At the end of the last blog I wrote, “Many young people today take the attitude of a character on a popular sitcom.
“ I don’t object to the concept of a deity, but I’m baffled by the notion of one that takes attendance.” Parents are not much better with their constant appeals to the clergy that their “children have faith, they just don’t come to church”. Yet it is in the church that the public confession is most visible and heard so that the confession can go outward from the local congregation. We are gifted in the church to be gifts and be strengthened to “do” for others. The generation that “has faith but doesn’t come to church”, is also the generation that is silent about whatever faith it has. If it is not silent the confession made is usually shallow and sometimes Biblically incorrect.
One of the problems may be that we have lost something extremely important in our understanding of confession – confession means to speak back to God what he has spoken to us; to “not be ashamed of the Gospel; to witness like John the Baptizer does in John chapter 1, and to do so with the “end of the age in mind”. What I mean by that is that our witness, confession, testimony, is meant so that others “may believe that Jesus is the Christ, the son of the living God and that by believing they might have life in His name.” The Lutheran Confessors believed that their confession at Speyer that we talked about before, where they wore the motto “verbum dei manet aeternum” on their swords and livery, had to do with eternal life. They said, “in matters concerning the honor of God and the salvation and bliss of our souls, each [imperial estate] must stand by itself before God and render account [Rom 14:12], so that no one can use the actions and decisions of a minority or a majority to excuse himself.”
At the end of the Augsburg Confession we read these words. “May it please your imperial majesty to graciously consider that these matters do not concern temporal goods, land, or people, but the eternal salvation or damnation of souls and consciences; and God will demand that we render an account in the Last Judgment of our conduct in these matters.”
There are eternal consequences to our confession or lack of same. As Oswald Bayer has written, “the fundamental matter at stake is that consciences are sharpened by the law and comforted by the gospel in view of the Last Judgment. The immediate counterpart to this forum before God is the public confession before the world: “Everyone who confesses me before men, I also will confess before my Father in heaven; but whoever denies me before men, I also will deny before my Father in heaven” (Mt 10:32f.) It is before this double forum that Luther makes his great confession of 1528 (Here I stand!). Since God’s word of comfort remains forever and is therefore the criterion par excellence, responsibility for it must be exercised also in the political sphere and public square.

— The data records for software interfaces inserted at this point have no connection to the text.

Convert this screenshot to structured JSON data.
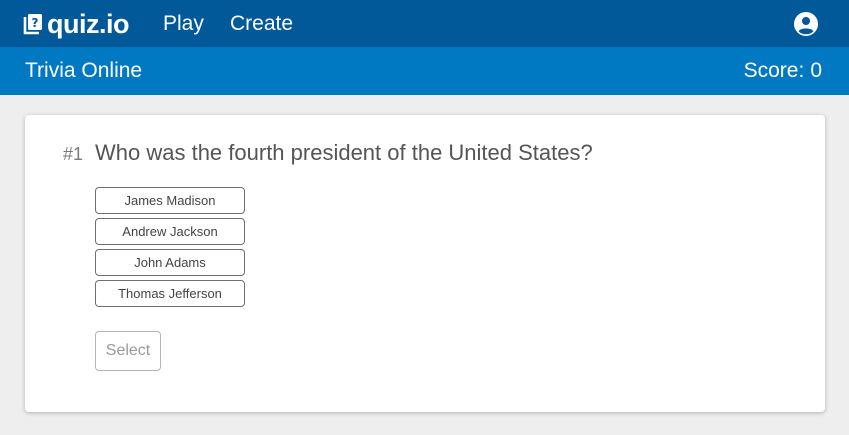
{
  "topbar": {
    "brand": "quiz.io",
    "logo_icon": "question-book-icon",
    "nav": [
      {
        "label": "Play"
      },
      {
        "label": "Create"
      }
    ],
    "account_icon": "account-circle-icon"
  },
  "subbar": {
    "title": "Trivia Online",
    "score_label": "Score:",
    "score_value": "0"
  },
  "question": {
    "number": "#1",
    "text": "Who was the fourth president of the United States?",
    "options": [
      {
        "label": "James Madison"
      },
      {
        "label": "Andrew Jackson"
      },
      {
        "label": "John Adams"
      },
      {
        "label": "Thomas Jefferson"
      }
    ],
    "select_label": "Select",
    "select_disabled": true
  },
  "colors": {
    "topbar": "#01599a",
    "subbar": "#0179c2",
    "background": "#eeeeee"
  }
}
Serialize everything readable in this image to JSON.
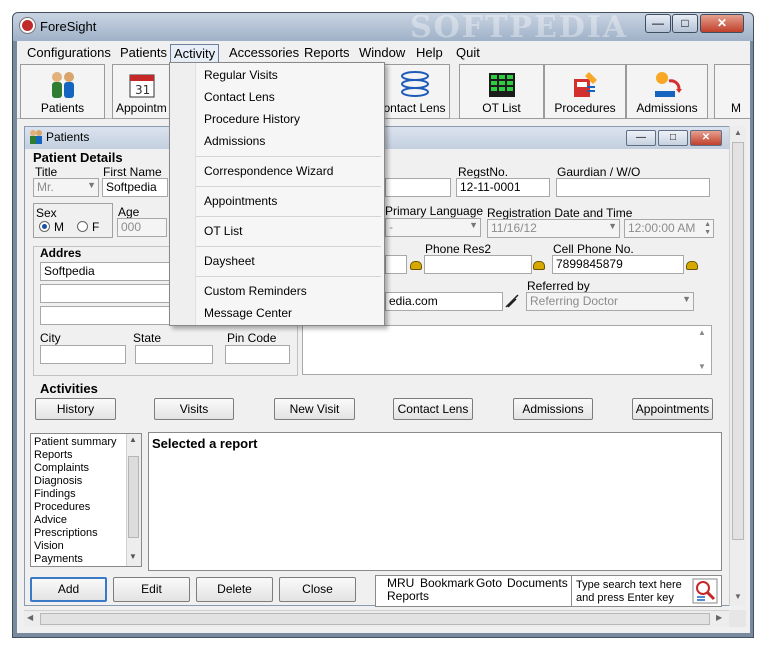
{
  "window": {
    "title": "ForeSight",
    "watermark": "SOFTPEDIA",
    "controls": {
      "minimize": "—",
      "maximize": "□",
      "close": "✕"
    }
  },
  "menu": [
    "Configurations",
    "Patients",
    "Activity",
    "Accessories",
    "Reports",
    "Window",
    "Help",
    "Quit"
  ],
  "toolbar": {
    "patients": "Patients",
    "appointments": "Appointm",
    "contact_lens": "ontact Lens",
    "ot_list": "OT List",
    "procedures": "Procedures",
    "admissions": "Admissions",
    "more": "M"
  },
  "activity_menu": {
    "items": [
      "Regular Visits",
      "Contact Lens",
      "Procedure History",
      "Admissions",
      "Correspondence Wizard",
      "Appointments",
      "OT List",
      "Daysheet",
      "Custom Reminders",
      "Message Center"
    ]
  },
  "child": {
    "title": "Patients",
    "controls": {
      "minimize": "—",
      "maximize": "□",
      "close": "✕"
    }
  },
  "patient": {
    "section_title": "Patient Details",
    "labels": {
      "title": "Title",
      "first_name": "First Name",
      "regst_no": "RegstNo.",
      "guardian": "Gaurdian / W/O",
      "sex": "Sex",
      "male": "M",
      "female": "F",
      "age": "Age",
      "primary_language": "Primary Language",
      "reg_date_time": "Registration Date and Time",
      "address": "Addres",
      "phone_res2": "Phone Res2",
      "cell_phone": "Cell Phone No.",
      "referred_by": "Referred by",
      "city": "City",
      "state": "State",
      "pin_code": "Pin Code"
    },
    "values": {
      "title": "Mr.",
      "first_name": "Softpedia",
      "regst_no": "12-11-0001",
      "age": "000",
      "primary_language": "-",
      "reg_date": "11/16/12",
      "reg_time": "12:00:00 AM",
      "address_line1": "Softpedia",
      "cell_phone": "7899845879",
      "email_fragment": "edia.com",
      "referring_doctor": "Referring Doctor"
    }
  },
  "activities": {
    "section_title": "Activities",
    "buttons": [
      "History",
      "Visits",
      "New Visit",
      "Contact Lens",
      "Admissions",
      "Appointments"
    ]
  },
  "report_list": [
    "Patient summary",
    "Reports",
    "Complaints",
    "Diagnosis",
    "Findings",
    "Procedures",
    "Advice",
    "Prescriptions",
    "Vision",
    "Payments"
  ],
  "report_panel": {
    "heading": "Selected a report"
  },
  "bottom_buttons": {
    "add": "Add",
    "edit": "Edit",
    "delete": "Delete",
    "close": "Close"
  },
  "bottom_links": {
    "mru": "MRU",
    "bookmark": "Bookmark",
    "goto": "Goto",
    "documents": "Documents",
    "reports": "Reports"
  },
  "search_hint": {
    "line1": "Type search text here",
    "line2": "and press Enter key"
  },
  "colors": {
    "title_bar": "#b4c3d6",
    "menu_highlight": "#e8eef7",
    "client": "#f0f0f0",
    "default_button_border": "#3a78c8"
  }
}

There are eternal consequences to the confession that you make by going or not going to church. You don’t merit or earn anything but you are making a confession. As a deaf women said to her friend who asked her why she went to church since she couldn’t hear anything that was going on and the church could not afford a signer – “I want to show everyone whose side I am on”!